What to do. Give the tally of lines in the listing that include "true". No other words belong in the answer.

↓↓↓

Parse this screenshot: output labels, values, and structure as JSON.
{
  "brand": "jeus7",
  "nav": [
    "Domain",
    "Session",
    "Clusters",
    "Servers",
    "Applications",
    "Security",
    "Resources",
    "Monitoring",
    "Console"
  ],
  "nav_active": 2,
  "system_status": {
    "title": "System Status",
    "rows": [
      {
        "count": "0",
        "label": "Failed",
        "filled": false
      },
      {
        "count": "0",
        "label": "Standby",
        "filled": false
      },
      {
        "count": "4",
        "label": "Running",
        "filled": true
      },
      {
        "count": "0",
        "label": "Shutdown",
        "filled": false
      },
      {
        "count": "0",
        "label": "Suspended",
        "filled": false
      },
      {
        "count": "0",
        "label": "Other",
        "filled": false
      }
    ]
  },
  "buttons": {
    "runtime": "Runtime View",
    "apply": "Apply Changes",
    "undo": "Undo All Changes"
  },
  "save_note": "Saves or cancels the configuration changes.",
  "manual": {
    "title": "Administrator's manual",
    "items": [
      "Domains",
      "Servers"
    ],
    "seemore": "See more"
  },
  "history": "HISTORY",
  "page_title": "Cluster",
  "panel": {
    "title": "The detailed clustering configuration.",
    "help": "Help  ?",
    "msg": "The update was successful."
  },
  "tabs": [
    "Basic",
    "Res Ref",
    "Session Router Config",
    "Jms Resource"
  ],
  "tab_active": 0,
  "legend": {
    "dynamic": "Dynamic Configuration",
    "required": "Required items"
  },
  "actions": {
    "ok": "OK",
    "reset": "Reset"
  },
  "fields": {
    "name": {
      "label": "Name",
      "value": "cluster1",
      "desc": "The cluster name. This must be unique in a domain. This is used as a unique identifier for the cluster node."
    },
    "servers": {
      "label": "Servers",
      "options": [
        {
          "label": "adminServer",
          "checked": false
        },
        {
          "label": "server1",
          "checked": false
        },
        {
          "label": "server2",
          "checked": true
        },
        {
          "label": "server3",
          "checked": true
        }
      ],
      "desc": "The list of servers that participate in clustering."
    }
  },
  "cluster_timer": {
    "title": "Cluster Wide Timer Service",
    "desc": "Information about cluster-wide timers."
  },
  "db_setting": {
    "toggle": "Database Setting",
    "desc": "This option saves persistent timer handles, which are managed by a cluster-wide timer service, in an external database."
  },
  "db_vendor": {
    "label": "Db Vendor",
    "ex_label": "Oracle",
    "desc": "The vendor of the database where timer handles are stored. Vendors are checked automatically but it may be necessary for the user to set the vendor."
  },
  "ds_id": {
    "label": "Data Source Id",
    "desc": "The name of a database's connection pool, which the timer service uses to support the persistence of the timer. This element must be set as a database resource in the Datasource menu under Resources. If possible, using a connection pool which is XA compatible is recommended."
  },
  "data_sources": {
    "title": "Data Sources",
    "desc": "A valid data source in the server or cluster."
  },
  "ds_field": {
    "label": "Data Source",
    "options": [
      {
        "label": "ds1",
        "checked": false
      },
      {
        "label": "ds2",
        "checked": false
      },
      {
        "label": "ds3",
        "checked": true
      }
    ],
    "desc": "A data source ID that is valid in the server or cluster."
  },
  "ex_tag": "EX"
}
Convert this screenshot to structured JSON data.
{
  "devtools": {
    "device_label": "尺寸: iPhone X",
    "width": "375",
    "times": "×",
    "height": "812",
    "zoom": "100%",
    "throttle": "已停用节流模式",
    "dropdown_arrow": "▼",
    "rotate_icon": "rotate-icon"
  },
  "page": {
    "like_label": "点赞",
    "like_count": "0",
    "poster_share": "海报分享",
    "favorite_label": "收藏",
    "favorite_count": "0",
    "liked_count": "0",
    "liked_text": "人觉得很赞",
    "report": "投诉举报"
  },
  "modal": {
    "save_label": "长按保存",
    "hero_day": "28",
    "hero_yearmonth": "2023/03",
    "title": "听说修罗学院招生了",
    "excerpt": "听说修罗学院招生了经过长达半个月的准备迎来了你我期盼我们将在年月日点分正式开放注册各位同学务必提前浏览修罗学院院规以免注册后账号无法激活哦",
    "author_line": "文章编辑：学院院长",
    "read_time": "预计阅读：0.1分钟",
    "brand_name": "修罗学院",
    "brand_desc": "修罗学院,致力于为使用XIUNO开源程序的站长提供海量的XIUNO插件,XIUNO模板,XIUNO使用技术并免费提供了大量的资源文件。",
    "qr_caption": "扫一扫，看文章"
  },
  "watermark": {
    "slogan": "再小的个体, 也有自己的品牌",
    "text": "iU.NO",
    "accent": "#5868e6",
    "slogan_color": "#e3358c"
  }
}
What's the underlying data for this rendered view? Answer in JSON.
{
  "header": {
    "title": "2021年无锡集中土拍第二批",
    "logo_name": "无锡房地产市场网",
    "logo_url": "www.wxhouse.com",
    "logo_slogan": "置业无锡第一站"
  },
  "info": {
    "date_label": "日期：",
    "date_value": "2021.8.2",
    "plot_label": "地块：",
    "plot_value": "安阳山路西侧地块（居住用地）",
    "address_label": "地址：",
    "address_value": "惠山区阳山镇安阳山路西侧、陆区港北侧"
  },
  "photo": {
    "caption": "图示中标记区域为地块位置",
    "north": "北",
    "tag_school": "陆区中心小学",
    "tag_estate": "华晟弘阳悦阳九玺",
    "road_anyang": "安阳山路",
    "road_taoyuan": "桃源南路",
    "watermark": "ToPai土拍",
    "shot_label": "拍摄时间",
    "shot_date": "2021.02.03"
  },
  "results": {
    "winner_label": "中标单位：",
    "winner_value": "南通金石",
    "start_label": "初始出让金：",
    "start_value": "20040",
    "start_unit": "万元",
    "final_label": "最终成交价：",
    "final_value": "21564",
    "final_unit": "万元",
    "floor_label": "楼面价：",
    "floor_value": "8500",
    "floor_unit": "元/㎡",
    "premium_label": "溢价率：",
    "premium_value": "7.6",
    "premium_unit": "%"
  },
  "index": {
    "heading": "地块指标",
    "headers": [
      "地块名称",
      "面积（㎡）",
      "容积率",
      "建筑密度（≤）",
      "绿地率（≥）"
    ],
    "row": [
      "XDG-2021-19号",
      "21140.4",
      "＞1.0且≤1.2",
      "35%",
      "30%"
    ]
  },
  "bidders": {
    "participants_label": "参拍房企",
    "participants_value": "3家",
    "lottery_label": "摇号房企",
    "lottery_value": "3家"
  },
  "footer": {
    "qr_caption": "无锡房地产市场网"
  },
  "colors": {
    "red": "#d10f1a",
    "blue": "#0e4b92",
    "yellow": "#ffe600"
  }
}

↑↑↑

Answer for this exercise. 4